"Science and innovation are major drivers of economic growth and international competitiveness. These partnerships will see lasting benefits for New Zealand's economy," said Megan Woods.
The funding has been made available through the 2018 Partnerships Investment Round to four new sector-led research partnerships. The scheme has a focus on long term, innovative research with potential for transformative impact. More information and the full list of successful projects can be found on MBIE's website.
Trial, manufacture and delivery of novel cancer therapies with leading Chinese Biotech. This proposal focuses on the economic benefits that can be captured in New Zealand by developing a new form of cancer therapy with potential to compete on the world stage. The organisations involved are:
Malaghan Institute of Medical Research, Hunan Zhaotai Enterprise Management, Malcorp Biodiscoveries Limited, and Wellington Zhaotai Therapies Limited.
Funding is worth $4,950,454.00 GST exclusive over 5 years.
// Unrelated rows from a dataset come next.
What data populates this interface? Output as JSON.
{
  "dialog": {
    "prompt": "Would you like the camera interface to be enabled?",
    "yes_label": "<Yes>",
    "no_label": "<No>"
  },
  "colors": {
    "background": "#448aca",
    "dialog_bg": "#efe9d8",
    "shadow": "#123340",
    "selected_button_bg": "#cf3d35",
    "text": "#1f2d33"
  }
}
Improving resource use efficiency and the environment by gene editing Epichloë endophytes. This proposal aims to establish a gene editing platform to design Epichloë endophytes. These endophytes live symbiotically with perennial ryegrass and could be customised for improved pest resistance, improved animal health and extended interval between ryegrass sowings. The organisations involved are:
Agresearch Limited, Grasslanz Technology Limited and PGG Wrightson Seeds Limited.
Funding is worth $4,106,665.99 GST exclusive over 7 years.
Tissue culture techniques for 21st century forests. This programme aims to deliver a reliable and cost-effective tissue culture process through the use of bioreactors and rapid production of small rooted germinants, fully harnessing the genetic improvement from the radiata pine breeding and genomics programmes. The organisations involved are:
Forest Growers' Research Limited and New Zealand Forest Research Institute Limited (Scion)
Funding is worth $2,800,000.00 GST exclusive over 7 years.
Light as a trigger for clean green food production. This Partnership plans on developing applications of UV light to seeds and seedlings, the intended benefits of which are increased plant productivity, and resilience to drought or disease. They will create a 'big data' model to predict the best light treatment for any particular crop plant in any particular environment. The organisations involved are:
BioLumic Limited, T&G Global, Microsoft, Helius Theraputics, Massey University, Plant & Food Research, Miro Limited Partnership, and Bayer Crop Science.
Funding is worth $2,502,472.88 GST exclusive over 5 years.